[6] Strict artistic conventions are used to convey the racial characteristics of “foreigners” in ancient Greek art, like those of black Africans or Ethiopians, depictions of whom have survived to the present day. The main identifying feature of Ethiopians in antiquity was the dark color of their skin, as well as their facial features and hair. It should here be noted that Classical art focused on the extreme differences between Greeks and barbarians – that is, all non-Greeks. However, the Hellenistic world brought the Greeks into much closer contact with many different cultures.

[7] It is noteworthy that the bronze statue X16787 finds no exact stylistic or morphological parallel. The Hellenistic examples closest to it are a terracotta figurine from Boeotia (Altes Museum-Antikensammlung, Berlin) depicting a young African wearing a wreath around his neck and juggling balls; another bronze figurine of an African (Arndt Collection, Munich Glyptothek) dancing in a similar pose and wearing a similar wreath in his hair, and a clay figurine from Memphis (Benaki Museum, inv. no. 12224) wearing such a wreath around his neck.

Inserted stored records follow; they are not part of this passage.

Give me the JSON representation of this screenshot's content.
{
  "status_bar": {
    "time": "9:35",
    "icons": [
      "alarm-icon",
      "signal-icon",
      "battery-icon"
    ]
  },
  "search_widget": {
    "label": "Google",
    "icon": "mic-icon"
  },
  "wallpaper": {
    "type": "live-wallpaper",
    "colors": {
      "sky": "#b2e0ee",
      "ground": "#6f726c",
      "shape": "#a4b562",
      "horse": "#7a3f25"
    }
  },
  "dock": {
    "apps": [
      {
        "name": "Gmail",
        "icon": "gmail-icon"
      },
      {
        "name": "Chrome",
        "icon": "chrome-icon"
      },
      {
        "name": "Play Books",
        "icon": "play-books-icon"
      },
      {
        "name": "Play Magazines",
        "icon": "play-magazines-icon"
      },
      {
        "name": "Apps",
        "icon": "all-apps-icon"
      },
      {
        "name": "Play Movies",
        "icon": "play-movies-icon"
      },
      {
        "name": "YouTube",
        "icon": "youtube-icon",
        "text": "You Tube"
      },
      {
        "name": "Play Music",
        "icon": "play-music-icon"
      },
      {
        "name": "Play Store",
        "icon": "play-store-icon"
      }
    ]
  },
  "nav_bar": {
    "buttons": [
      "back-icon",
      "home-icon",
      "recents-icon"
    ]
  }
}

[8] Well-known during this period are the artistic workshops of the bustling city of Alexandria in Egypt, which are distinguished not only for their large-scale monumental creations but also for the meticulous rendering of small works in copper, marble and other stones, stucco and, mainly, terracotta.

[9] However, one has to take in account the view of Krystalli-Votsi that the statue, which assimilated Hellenistic tradition, may have been cast in contemporary Attic workshops, although this does not seem compatible with the meticulous rendering of details, such as the silver inlays in the wreaths and eye sockets, as well as the attention to the realistic rendering of anatomical and facial features. Therefore, this work differs from the other statues from Ampelokipoi which must have been made in important Attic workshops which flourished during Imperial times, especially from the 1st c. BC to the 1st and 2nd c. AD.


Sapfo Athanasopoulou



Karouzou, S., Χάλκινο αγαλμάτιο σφαιροπαίκτου, θαυματοποιού, ΑΕ 1975, 1-18.

Krystalli-Votsi, P., Τα Χαλκά των Αμπελοκήπων, Athens 2014, 95-101.

Tiverios, Μ.Α., Συμπόσιο και συμποσιακό τελετουργικό στην αρχαία Αθήνα, Thessaloniki 2020, 59-64

Beardsley, G. H., The Negro in Greek and Roman Civilization: A Study of the Ethiopian Type, Baltimore 1929

Coleman, J. E. and C. A. Walz, eds. Greeks and Barbarians: Essays on the Interactions between Greeks and Non-Greeks in Antiquity and the Consequences for Eurocentrism. Bethesda, Maryland 1997.

Lacy, C., The Greek View of Barbarians in the Hellenistic Age, as Derived from Representative Literary and Artistic Evidence from the Hellenistic Period. Ph.D. diss., University of Colorado 1976, 163–300.

Snowden, F. M., Blacks in Antiquity: Ethiopians in the Greco-Roman Experience, Cambridge, Mass. 1971.

Newsletter sign-up